Last night we went to Costco to get mattresses for the new daybed/trundle bed in the guest room. On our walk across the parking lot to Bed, Bath and Beyond for twin sheets we came upon a little black and white tuxedo kitty. He was friendly, seemed healthy, but his white paws were oh so filthy, indicating he'd been out a while. I picked him up and he purrrrrrrrred. What was he doing there amidst the scary SUVs and sedans? The huge parking lot is surrounded by a major freeway, a 6-lane busy street and a 4-lane busy street. There are houses behind Costco and apartments behind the office supply store and huge drug strore across the 4-lane street - I suppose he came from either of those places, or worse, he was dumped. We couldn't leave him so we brought him home. The sheets could wait. The little guy (and yes, he's definitely a boy kitty), was soooo happy to be with us. He sat on my lap and purred and kneaded his filthy white paws on my lap. We put him in our garage with a litter box (whiche he knew how to use) and food and water. Since he could be positive for feline lukemia or FIV ("kitty AIDS") we couldn't risk infecting our other cats. We washed and changed clothes after each visit with him to be on the safe side. He wolfed down some food - the same food that is currently being snubbed by our three portly cats by the way. This morning we took him to the vet for tests and to be neutered. I haven't yet called the humane society. I know I should. He might be someone's cat. Someone might be missing him and care for him despite the fact he had no collar, no ID chip, was not neutered and was in a busy and dangerous parking lot. I'd hate to give him back to a less than ideal home. Certainly, if I see ads posted, I'll contact the owner.

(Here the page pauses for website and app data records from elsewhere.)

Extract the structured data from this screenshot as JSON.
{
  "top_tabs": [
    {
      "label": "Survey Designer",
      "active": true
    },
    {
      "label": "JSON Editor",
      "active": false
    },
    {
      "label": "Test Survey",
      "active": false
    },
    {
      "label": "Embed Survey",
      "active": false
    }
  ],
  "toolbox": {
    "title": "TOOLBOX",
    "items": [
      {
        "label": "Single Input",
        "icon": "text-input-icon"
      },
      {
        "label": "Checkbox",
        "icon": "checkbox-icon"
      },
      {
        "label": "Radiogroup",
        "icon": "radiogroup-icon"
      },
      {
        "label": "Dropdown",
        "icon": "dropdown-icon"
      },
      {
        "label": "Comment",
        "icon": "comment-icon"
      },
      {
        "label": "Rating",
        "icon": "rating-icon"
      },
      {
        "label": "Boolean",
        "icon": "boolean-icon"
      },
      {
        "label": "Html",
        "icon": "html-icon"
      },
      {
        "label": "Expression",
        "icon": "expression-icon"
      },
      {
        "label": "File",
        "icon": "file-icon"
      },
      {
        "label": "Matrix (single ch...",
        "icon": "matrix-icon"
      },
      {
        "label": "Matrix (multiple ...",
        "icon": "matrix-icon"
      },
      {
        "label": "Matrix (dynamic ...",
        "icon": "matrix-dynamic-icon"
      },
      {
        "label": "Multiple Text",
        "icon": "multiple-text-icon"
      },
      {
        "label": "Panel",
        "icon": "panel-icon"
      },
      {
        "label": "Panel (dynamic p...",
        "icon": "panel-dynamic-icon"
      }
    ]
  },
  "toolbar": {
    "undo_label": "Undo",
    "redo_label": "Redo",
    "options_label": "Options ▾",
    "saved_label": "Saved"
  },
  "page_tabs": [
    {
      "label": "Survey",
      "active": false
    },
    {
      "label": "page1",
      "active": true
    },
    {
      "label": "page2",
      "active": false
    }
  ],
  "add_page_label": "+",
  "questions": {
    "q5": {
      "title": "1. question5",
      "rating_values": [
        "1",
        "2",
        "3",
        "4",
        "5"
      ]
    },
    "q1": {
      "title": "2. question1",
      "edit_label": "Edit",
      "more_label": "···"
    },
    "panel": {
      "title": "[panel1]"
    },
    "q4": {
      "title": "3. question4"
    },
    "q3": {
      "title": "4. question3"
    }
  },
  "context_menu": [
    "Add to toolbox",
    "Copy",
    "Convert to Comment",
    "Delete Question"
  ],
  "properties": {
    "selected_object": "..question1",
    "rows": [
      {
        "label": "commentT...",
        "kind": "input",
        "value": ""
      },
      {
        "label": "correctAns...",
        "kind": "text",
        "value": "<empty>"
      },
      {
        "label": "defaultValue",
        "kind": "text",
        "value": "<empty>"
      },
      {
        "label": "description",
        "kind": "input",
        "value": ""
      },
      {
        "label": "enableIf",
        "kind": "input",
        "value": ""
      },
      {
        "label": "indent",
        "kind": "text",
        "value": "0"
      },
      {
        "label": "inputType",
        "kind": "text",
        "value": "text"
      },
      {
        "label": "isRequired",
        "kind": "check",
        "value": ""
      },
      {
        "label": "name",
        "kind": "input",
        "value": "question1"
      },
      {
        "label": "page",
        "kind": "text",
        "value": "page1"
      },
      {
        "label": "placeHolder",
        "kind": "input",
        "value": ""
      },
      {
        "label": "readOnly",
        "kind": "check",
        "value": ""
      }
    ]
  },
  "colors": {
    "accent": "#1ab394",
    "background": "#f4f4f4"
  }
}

There was a recent incident in our news where a woman's dog got out, wound up at the pound, she was too late to retrieve him, and he was adopted to another family as a birthday present for their 10 year old daughter. There was flurry of newspaper and internet commentary as to who should get the dog - the dog had been found without a collar (the woman was afraid he'd get it caught on something and choke) and he was not neutered. As a rule, the Humane Society neuters, so the dog got the operation in the end. The family gave the dog back and the Humane Society has changed their rules and processes slightly to help prevent similar situations.
I should call. I know I'd be upset if one of our cats got out (they don't wear collars since they're always indoors but they are spayed and neutered) and someone "adopted" him or her without any attempt to find the owner. I'll keep you posted.